### WORK INSTRUCTION
All lines with the word "icon" in the material below are required.
(Beginning of WORKING DATA)
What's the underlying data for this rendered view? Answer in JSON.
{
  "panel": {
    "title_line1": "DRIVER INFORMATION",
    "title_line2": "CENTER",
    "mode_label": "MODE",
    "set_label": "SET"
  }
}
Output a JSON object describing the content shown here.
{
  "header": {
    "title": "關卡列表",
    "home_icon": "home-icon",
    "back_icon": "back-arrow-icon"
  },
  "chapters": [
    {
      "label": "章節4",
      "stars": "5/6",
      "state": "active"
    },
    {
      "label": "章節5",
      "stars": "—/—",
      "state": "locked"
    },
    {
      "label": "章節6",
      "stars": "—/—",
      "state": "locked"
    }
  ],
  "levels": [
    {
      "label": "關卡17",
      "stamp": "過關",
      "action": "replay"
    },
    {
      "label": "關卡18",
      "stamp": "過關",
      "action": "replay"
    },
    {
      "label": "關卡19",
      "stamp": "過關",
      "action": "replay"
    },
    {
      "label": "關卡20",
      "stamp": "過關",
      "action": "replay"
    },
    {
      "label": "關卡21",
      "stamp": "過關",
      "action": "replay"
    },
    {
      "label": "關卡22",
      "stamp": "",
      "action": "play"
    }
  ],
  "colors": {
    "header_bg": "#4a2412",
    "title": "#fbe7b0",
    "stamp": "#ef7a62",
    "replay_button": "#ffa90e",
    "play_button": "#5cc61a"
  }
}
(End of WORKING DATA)
### OUTPUT
    "home_icon": "home-icon",
    "back_icon": "back-arrow-icon"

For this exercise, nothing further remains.